*** Available data ***

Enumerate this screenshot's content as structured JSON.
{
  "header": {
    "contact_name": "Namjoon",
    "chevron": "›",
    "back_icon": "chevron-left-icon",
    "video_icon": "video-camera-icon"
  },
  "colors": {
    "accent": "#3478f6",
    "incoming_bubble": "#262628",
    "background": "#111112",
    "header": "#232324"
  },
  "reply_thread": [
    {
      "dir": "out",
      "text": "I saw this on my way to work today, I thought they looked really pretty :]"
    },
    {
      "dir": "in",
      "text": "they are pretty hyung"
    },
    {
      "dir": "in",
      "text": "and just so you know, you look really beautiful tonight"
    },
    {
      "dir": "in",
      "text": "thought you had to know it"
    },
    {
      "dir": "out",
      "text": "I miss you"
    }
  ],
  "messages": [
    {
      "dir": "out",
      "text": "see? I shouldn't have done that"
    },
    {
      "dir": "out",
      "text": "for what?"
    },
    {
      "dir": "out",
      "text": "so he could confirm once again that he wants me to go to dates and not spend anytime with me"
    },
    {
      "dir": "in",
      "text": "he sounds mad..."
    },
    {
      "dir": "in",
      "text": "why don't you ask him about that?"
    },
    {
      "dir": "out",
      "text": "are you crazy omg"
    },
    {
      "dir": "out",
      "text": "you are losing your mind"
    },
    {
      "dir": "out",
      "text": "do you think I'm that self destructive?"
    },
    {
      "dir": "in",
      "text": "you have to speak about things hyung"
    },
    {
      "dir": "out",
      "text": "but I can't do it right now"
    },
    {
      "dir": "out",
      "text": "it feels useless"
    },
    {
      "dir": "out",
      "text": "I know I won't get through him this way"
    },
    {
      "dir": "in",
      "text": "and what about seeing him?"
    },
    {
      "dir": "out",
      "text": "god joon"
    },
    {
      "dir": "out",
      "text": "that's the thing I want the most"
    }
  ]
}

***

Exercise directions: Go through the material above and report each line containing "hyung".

Reply to the exercise:
      "text": "they are pretty hyung"
      "text": "you have to speak about things hyung"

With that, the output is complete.